-- Opening Marker --
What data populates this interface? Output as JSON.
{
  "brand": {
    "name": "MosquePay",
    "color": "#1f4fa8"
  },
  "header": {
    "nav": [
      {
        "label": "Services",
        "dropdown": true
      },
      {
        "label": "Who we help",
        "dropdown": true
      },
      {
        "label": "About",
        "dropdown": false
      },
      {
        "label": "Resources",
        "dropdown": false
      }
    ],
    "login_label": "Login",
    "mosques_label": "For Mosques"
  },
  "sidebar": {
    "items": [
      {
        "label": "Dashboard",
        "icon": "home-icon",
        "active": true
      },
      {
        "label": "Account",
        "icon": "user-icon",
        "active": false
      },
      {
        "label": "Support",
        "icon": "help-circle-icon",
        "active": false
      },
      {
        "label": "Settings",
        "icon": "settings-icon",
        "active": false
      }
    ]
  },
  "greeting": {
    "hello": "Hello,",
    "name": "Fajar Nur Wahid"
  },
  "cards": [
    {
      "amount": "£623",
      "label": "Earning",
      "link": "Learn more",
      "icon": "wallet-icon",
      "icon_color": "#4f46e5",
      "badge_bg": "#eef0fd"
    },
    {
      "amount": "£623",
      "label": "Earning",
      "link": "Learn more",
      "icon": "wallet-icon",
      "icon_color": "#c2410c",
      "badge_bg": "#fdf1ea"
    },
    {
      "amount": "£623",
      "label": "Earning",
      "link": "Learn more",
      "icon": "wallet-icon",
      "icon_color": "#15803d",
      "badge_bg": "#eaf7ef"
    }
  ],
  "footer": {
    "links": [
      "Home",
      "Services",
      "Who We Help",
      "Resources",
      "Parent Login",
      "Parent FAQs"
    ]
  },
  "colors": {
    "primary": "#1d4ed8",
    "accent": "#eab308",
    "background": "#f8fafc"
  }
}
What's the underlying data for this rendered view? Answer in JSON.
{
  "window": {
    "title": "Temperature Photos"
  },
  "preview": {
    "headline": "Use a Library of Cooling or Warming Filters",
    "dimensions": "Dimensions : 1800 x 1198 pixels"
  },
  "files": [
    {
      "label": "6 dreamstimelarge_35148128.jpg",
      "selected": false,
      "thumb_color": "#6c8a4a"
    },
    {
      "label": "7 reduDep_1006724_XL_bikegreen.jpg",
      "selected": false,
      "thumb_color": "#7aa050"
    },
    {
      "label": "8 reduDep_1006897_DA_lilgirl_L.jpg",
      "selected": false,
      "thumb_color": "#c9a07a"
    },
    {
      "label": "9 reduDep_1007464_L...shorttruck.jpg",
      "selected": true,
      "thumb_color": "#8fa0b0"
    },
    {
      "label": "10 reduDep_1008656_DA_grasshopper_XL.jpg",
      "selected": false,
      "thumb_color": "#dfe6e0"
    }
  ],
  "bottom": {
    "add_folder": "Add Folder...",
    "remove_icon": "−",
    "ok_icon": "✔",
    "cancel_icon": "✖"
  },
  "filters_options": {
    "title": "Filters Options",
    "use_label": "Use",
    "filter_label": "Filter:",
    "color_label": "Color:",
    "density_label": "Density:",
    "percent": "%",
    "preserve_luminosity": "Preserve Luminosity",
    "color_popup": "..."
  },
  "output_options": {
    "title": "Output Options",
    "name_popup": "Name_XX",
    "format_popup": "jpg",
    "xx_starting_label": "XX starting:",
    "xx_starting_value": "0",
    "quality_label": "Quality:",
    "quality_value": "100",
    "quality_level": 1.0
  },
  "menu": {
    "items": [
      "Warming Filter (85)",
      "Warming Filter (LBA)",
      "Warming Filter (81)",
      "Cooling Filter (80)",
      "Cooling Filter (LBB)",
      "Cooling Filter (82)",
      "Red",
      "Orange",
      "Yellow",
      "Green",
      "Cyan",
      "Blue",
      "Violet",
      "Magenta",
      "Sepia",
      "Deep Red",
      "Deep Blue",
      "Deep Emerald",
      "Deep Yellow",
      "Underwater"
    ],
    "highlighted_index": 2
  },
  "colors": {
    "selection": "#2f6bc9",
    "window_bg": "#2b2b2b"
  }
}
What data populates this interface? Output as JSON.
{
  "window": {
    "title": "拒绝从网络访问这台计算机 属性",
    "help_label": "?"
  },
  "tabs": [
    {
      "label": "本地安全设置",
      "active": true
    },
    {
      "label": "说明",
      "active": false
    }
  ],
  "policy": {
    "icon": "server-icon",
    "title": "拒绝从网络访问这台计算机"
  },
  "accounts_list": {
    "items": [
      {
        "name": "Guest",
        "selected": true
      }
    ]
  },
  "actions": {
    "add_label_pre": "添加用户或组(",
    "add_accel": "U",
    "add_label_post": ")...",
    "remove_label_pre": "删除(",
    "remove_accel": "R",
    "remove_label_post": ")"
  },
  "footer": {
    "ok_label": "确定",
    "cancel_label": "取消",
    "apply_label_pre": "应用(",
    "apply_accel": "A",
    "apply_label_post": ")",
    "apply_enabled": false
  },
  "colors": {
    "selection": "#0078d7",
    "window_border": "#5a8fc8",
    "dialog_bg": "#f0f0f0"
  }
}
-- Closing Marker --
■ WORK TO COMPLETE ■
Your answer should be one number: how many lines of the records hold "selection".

■ THE COMPLETED TASK ■
2